**Recorded information:**
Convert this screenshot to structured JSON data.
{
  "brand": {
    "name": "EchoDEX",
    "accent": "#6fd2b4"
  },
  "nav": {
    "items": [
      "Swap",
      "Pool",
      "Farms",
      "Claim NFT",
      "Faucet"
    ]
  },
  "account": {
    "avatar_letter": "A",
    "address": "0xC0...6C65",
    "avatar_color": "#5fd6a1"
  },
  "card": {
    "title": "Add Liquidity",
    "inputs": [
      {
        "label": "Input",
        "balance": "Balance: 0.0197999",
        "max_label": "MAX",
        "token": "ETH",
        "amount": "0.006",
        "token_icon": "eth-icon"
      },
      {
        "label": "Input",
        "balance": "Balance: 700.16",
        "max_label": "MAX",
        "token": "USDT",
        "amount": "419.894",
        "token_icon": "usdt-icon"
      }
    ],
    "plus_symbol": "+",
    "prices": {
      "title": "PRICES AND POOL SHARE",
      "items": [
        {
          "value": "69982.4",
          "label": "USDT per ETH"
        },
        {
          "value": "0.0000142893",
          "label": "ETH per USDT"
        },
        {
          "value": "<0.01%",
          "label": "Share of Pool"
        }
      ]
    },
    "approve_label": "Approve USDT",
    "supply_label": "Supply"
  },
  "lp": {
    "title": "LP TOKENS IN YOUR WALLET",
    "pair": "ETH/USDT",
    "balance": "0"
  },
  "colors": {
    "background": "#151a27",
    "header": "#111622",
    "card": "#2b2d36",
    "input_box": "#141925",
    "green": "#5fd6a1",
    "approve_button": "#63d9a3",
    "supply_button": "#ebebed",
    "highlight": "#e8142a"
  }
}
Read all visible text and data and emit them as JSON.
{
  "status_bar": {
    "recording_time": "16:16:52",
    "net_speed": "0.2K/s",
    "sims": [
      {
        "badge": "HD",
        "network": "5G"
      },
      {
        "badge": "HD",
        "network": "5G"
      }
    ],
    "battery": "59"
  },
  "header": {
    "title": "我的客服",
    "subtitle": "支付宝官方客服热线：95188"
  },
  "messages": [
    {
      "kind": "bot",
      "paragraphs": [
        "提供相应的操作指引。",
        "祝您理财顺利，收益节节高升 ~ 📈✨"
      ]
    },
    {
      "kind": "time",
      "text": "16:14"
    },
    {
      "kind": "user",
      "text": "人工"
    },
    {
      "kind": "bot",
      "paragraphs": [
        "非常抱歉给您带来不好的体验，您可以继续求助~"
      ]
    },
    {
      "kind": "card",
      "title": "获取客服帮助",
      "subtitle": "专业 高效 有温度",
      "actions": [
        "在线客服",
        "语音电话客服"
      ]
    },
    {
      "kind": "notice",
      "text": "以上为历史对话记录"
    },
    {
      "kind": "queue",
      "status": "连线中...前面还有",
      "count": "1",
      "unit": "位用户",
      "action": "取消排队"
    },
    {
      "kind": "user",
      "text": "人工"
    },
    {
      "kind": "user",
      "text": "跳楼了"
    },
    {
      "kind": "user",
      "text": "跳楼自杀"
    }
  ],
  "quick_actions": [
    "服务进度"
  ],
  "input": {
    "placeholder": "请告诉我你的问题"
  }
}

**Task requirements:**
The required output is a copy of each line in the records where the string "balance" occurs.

**Your response:**
        "balance": "Balance: 0.0197999",
        "balance": "Balance: 700.16",
    "balance": "0"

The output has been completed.